In terms of how to teach them to write better material it's a tricky order, because on the course it's a supportive environment with others who are all in the same boat performing to each other, and with you only able to judge how well you're doing and how you're progressing alongside other people who are at the same level as you. You then finish the course and go out into the world of gigging where the audiences don't care that you've had a 6 week course they only care if you're funny and mostly they're not prepared to give you the benefit of the doubt.
So it can be a strange situation to be in, I think what you need on a course is for there to be a guest pro comic every week who does a short set and helps with questions etc, just so you've got something you can measure your progress against.

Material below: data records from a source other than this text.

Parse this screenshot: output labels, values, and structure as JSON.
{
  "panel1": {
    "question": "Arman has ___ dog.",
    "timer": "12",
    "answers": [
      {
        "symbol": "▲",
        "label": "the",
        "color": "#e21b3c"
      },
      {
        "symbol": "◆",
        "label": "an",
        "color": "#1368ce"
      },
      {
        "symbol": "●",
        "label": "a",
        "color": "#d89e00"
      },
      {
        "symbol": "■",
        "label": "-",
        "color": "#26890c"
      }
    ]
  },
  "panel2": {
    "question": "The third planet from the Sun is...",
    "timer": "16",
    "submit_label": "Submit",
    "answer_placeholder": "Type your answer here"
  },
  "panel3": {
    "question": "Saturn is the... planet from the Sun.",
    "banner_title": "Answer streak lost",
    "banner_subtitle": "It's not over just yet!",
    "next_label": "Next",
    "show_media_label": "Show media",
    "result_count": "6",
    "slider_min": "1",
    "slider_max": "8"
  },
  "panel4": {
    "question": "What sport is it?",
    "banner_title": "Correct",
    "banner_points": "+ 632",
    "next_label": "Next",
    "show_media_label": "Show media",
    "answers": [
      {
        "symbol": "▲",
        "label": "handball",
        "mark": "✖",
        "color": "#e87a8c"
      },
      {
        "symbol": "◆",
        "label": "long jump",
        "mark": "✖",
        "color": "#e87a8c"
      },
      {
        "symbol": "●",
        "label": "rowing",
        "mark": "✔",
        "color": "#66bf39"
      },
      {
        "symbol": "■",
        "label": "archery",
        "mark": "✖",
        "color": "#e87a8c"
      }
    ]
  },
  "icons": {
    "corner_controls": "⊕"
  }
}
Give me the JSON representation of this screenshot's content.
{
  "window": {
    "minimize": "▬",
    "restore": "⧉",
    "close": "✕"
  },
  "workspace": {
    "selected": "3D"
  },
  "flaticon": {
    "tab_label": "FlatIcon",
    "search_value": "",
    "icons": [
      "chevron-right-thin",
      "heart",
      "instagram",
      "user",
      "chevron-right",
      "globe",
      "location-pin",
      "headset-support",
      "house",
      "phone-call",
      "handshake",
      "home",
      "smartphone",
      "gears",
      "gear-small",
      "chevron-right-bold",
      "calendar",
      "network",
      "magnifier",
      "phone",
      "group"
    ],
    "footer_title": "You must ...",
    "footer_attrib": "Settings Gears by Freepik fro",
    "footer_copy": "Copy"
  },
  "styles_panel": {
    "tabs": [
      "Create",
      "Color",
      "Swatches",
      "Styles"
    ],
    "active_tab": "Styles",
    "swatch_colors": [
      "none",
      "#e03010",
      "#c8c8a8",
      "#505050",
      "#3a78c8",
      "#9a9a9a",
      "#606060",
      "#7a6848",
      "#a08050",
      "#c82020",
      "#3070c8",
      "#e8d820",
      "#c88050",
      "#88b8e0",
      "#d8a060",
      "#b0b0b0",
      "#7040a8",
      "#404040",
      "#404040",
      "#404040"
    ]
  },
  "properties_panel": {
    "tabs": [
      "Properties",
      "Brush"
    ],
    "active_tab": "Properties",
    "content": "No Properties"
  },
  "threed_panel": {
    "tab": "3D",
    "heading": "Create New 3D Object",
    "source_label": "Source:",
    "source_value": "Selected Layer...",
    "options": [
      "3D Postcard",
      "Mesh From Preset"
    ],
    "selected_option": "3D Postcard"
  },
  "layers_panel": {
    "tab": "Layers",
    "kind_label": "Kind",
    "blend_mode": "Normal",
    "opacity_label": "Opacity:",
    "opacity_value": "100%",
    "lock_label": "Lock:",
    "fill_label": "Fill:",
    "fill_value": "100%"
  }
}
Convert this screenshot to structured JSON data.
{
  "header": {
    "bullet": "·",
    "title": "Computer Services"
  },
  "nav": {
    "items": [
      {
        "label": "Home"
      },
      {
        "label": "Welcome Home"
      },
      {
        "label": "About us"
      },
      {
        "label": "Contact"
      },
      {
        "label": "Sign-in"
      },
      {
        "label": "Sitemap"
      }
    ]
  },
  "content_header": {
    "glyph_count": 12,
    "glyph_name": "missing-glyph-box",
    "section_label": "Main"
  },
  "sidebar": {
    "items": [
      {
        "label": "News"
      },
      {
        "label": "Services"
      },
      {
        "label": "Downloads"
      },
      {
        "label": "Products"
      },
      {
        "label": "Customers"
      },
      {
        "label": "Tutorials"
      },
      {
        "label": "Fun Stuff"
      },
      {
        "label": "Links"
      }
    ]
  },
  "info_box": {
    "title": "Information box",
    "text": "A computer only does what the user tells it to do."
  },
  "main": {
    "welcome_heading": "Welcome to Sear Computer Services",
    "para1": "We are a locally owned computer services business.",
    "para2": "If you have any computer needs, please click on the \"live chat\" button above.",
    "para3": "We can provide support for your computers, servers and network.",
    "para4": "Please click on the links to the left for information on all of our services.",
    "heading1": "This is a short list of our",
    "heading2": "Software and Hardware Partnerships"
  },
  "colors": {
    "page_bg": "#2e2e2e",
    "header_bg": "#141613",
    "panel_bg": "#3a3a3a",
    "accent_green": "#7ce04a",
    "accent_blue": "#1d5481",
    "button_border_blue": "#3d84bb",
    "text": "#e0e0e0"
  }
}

I think that whilst the courses need to start off supportive, there also needs to be a more critical deconstruction of the students material to really get to what does and doesn't work and why that is, teaching brevity, going through with the group and thinking about what in various bits of their material could be got rid of and still have the joke work.
Workshopping bits of material, maybe each week giving them a topic and getting them to pair up and go away and come back in half a hour with 3 jokes each based on that topic.
Stuff like that would work in a teaching environment, and be useful for teaching stand-up, and letting the people on the course get their money's worth and helping to teach those who aren't as "naturally funny" how to work on the things that they can.
Personally I don't think that stand-up courses are good enough, I think that the way they try to teach new stand-ups could do with looking at, and I think that there is the potential for there to be some really useful stand-up courses out there that would help a new generation of comics to come through.
So I helped out on the stand-up course, and it was plain to see that some of the people there really wanted to be stand-ups and were going to have an easier time of it than some of the others, and that some of them really didn't get it at all but were there because they like going on courses, and if it hadn't been comedy it'd have been flower arranging, or cake decorating or poetry or creative writing workshops.
This particular course was one of the better ones I've seen or heard of, and it was great fun to help out, and I definitely would again, but the things I've realised through thinking about it and taking part and talking to people made me realise that the way that we try to teach these things could do with a little sprucing up.